• Task brief
Verbatim copy without images: repeat the records in full.

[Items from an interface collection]

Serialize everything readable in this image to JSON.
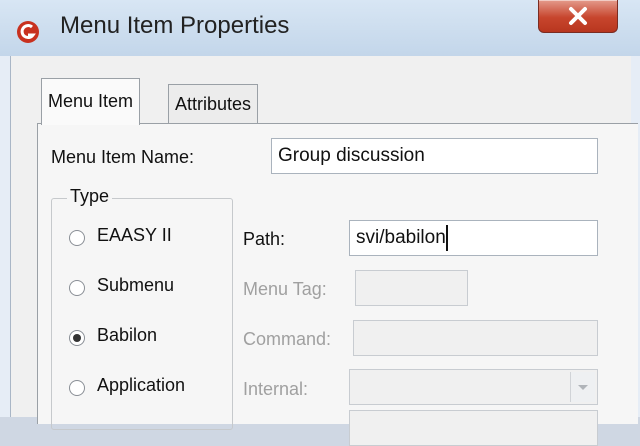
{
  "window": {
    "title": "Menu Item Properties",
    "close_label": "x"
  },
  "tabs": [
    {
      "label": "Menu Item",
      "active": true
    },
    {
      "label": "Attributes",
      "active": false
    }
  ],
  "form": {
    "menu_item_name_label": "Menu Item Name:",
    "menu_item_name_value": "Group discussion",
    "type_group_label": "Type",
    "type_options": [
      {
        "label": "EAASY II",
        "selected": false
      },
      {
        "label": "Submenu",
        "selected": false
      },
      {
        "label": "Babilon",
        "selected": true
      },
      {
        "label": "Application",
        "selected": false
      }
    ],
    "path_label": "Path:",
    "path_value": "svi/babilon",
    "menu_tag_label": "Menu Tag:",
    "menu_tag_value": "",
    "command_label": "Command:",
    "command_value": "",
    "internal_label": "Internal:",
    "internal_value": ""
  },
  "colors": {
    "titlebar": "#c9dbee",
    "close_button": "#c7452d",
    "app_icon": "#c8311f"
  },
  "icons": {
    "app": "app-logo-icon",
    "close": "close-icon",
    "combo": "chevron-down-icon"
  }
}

• Written answer
Serialize everything readable in this image to JSON.
{
  "window": {
    "title": "Menu Item Properties",
    "close_label": "x"
  },
  "tabs": [
    {
      "label": "Menu Item",
      "active": true
    },
    {
      "label": "Attributes",
      "active": false
    }
  ],
  "form": {
    "menu_item_name_label": "Menu Item Name:",
    "menu_item_name_value": "Group discussion",
    "type_group_label": "Type",
    "type_options": [
      {
        "label": "EAASY II",
        "selected": false
      },
      {
        "label": "Submenu",
        "selected": false
      },
      {
        "label": "Babilon",
        "selected": true
      },
      {
        "label": "Application",
        "selected": false
      }
    ],
    "path_label": "Path:",
    "path_value": "svi/babilon",
    "menu_tag_label": "Menu Tag:",
    "menu_tag_value": "",
    "command_label": "Command:",
    "command_value": "",
    "internal_label": "Internal:",
    "internal_value": ""
  },
  "colors": {
    "titlebar": "#c9dbee",
    "close_button": "#c7452d",
    "app_icon": "#c8311f"
  },
  "icons": {
    "app": "app-logo-icon",
    "close": "close-icon",
    "combo": "chevron-down-icon"
  }
}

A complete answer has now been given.